_Records for the exercise_.
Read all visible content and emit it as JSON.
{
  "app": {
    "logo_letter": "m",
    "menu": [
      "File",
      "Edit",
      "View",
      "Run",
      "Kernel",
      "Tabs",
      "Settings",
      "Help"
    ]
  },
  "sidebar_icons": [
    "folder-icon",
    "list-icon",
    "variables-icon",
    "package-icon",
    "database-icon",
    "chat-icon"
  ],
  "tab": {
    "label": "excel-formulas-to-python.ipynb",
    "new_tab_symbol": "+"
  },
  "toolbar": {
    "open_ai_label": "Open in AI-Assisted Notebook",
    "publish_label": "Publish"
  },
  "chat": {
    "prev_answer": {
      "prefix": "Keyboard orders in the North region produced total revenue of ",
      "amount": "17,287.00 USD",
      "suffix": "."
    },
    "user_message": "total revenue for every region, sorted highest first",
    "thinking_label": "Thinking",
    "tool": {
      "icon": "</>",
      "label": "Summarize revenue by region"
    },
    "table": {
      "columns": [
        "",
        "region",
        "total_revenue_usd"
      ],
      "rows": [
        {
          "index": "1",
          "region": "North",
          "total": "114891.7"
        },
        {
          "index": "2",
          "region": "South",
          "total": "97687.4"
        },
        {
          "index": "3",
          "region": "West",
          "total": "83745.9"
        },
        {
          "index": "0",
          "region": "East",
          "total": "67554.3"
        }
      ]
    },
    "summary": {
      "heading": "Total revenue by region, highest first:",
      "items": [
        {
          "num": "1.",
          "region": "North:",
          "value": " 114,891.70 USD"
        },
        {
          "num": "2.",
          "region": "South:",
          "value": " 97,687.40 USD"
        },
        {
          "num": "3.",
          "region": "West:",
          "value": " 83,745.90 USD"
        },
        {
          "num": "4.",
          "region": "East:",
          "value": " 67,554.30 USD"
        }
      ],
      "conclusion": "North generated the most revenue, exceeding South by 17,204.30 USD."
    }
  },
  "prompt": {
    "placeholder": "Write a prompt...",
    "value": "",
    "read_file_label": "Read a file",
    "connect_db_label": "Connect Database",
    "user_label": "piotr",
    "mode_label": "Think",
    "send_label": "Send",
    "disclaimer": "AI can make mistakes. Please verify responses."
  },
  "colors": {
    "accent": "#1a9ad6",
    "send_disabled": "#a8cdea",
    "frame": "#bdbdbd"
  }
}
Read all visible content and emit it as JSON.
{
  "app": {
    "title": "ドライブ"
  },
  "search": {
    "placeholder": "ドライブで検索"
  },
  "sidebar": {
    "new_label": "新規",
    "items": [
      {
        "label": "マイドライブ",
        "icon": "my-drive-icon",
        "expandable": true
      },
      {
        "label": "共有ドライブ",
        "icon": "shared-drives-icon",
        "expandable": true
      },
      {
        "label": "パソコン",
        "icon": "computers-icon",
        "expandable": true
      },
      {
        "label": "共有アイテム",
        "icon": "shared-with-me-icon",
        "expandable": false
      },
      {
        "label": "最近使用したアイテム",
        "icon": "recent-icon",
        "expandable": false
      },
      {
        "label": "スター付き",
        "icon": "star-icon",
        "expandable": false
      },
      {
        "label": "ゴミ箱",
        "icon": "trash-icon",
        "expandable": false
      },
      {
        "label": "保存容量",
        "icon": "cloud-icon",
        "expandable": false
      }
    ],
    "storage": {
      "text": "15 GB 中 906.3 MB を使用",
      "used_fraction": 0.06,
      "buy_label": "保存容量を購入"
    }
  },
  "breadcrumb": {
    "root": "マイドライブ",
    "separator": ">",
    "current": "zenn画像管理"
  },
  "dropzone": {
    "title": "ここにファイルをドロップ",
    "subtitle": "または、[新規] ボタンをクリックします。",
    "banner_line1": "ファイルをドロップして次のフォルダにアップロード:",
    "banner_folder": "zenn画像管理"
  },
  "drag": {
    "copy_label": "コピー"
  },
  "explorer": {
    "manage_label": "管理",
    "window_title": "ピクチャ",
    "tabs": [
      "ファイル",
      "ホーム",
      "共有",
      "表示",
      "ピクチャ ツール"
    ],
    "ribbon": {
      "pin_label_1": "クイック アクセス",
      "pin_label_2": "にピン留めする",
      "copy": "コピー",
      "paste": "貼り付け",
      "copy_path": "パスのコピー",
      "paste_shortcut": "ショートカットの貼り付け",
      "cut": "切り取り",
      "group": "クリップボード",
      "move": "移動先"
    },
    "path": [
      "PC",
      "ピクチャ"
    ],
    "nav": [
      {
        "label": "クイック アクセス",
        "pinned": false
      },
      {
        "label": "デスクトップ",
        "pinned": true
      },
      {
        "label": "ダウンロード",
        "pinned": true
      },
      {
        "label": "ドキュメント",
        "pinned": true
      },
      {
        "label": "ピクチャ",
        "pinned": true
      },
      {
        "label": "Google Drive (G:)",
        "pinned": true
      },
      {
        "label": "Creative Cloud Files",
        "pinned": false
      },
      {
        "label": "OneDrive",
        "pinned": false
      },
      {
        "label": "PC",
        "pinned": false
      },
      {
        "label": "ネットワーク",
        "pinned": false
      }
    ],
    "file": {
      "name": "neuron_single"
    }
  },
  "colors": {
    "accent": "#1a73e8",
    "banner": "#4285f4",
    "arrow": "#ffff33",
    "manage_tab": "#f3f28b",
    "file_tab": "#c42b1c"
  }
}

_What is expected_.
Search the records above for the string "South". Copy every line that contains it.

_Written response_.
          "region": "South",
          "region": "South:",
      "conclusion": "North generated the most revenue, exceeding South by 17,204.30 USD."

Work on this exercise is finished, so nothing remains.